## DATA:
• • •
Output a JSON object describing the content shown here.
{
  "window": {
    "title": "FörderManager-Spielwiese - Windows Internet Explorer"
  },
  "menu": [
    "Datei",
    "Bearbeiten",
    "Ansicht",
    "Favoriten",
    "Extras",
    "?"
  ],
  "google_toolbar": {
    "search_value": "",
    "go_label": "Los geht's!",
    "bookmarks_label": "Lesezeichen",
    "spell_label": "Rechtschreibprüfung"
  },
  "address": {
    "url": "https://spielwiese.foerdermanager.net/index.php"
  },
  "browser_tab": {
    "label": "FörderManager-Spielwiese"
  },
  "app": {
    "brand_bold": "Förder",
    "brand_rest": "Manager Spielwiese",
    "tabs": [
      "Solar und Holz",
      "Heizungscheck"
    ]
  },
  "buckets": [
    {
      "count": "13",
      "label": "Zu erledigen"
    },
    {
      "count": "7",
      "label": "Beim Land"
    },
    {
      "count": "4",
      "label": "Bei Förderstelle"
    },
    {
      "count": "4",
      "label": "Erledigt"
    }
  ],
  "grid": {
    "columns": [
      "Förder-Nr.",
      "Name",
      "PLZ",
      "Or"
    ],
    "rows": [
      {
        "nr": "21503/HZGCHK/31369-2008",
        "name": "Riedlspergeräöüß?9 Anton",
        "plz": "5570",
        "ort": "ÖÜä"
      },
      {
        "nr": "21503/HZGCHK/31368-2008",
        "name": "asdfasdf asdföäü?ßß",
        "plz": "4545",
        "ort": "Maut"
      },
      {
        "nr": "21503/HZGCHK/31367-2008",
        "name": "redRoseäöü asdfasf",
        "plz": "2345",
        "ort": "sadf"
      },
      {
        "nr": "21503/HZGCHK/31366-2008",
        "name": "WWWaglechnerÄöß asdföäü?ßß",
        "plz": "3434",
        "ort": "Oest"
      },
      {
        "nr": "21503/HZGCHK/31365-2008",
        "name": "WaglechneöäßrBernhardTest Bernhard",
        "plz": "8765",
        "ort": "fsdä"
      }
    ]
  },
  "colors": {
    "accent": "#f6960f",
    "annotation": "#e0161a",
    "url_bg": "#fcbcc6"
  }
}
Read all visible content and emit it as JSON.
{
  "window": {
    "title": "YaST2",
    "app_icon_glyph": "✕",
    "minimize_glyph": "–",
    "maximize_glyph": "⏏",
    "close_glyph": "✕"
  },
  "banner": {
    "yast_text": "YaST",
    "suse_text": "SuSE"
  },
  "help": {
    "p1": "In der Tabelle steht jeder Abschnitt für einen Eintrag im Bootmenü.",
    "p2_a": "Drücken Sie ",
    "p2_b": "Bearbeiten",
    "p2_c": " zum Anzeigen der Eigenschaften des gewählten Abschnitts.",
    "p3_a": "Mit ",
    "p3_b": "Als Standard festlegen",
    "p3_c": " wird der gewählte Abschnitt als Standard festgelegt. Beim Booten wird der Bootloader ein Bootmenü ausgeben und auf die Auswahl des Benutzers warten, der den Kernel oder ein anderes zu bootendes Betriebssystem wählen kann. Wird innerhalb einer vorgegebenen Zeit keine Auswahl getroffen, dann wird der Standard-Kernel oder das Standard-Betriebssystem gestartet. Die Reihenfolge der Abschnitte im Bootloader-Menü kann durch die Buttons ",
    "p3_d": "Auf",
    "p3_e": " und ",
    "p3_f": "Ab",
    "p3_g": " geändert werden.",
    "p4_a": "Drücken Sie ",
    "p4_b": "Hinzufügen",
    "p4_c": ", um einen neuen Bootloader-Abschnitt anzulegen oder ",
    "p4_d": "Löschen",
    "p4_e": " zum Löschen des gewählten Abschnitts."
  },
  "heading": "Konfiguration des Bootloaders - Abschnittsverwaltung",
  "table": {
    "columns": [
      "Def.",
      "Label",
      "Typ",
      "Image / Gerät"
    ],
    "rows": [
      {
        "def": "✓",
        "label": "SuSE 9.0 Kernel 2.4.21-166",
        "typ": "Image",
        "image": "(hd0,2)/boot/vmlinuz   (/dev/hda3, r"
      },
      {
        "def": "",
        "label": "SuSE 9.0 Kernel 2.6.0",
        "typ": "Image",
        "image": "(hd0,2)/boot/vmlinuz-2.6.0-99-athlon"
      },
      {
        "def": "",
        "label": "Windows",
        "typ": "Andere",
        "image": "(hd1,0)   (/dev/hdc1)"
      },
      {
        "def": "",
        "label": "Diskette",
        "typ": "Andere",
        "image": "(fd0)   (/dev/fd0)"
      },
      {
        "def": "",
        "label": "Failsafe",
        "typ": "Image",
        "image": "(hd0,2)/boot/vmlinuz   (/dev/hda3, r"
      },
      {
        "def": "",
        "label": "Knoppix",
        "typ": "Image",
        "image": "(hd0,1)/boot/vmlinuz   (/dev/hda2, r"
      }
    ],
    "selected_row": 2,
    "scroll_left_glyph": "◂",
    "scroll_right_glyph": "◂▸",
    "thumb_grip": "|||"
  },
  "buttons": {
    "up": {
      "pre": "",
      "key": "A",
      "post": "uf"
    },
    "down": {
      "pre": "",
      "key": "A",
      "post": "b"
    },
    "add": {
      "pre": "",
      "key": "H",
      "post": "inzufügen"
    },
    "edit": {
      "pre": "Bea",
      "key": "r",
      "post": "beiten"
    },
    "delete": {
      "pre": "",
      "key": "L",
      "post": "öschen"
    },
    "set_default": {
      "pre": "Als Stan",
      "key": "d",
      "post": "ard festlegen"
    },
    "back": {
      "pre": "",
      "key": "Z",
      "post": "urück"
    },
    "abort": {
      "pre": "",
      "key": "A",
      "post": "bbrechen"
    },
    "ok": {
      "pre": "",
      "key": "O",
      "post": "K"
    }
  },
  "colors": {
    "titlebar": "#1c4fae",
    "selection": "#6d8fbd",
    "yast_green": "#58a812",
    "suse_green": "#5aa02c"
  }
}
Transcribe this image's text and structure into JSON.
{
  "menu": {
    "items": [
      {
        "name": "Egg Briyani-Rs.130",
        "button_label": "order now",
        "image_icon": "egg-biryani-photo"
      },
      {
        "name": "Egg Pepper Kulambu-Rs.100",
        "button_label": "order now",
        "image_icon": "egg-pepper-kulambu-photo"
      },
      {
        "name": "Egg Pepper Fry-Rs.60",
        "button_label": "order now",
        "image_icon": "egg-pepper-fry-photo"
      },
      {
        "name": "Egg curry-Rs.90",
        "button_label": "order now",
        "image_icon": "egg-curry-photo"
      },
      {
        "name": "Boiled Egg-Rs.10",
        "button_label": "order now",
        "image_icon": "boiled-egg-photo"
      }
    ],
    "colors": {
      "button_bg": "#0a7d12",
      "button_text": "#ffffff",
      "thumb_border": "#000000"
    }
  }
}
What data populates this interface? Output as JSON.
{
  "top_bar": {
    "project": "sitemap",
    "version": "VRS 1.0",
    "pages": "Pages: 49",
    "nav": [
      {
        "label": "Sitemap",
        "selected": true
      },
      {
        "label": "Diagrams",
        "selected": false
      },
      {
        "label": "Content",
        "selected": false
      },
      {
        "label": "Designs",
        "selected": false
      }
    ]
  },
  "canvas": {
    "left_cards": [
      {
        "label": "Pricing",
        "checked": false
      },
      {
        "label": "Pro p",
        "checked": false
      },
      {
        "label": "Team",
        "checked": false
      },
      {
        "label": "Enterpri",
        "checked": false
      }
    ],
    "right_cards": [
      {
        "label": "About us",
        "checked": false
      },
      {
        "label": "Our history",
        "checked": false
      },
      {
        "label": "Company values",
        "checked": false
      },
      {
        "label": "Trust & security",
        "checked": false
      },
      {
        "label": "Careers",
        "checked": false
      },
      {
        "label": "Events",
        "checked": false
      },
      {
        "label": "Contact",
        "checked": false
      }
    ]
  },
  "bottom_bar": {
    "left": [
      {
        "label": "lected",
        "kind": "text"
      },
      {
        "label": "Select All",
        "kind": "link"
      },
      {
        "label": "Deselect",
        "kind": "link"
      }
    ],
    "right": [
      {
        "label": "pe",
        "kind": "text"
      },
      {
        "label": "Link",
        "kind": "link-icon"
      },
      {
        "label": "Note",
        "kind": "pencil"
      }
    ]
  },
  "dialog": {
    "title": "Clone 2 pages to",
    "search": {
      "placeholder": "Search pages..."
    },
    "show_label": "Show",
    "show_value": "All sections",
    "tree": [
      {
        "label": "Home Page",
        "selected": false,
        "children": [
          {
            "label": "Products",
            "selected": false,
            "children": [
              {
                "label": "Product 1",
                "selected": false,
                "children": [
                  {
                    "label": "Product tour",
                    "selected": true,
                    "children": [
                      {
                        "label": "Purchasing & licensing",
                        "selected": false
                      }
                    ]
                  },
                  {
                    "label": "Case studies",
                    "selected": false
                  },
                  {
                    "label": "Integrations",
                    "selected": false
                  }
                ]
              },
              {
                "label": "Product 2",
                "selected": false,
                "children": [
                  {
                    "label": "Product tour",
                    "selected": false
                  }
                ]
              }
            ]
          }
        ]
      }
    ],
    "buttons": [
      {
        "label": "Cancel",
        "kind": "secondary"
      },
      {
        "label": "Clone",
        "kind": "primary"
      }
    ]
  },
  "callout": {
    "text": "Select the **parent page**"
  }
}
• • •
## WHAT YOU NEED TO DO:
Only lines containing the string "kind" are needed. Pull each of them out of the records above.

## SOLVED PROBLEM:
        "kind": "text"
        "kind": "link"
        "kind": "link"
        "kind": "text"
        "kind": "link-icon"
        "kind": "pencil"
        "kind": "secondary"
        "kind": "primary"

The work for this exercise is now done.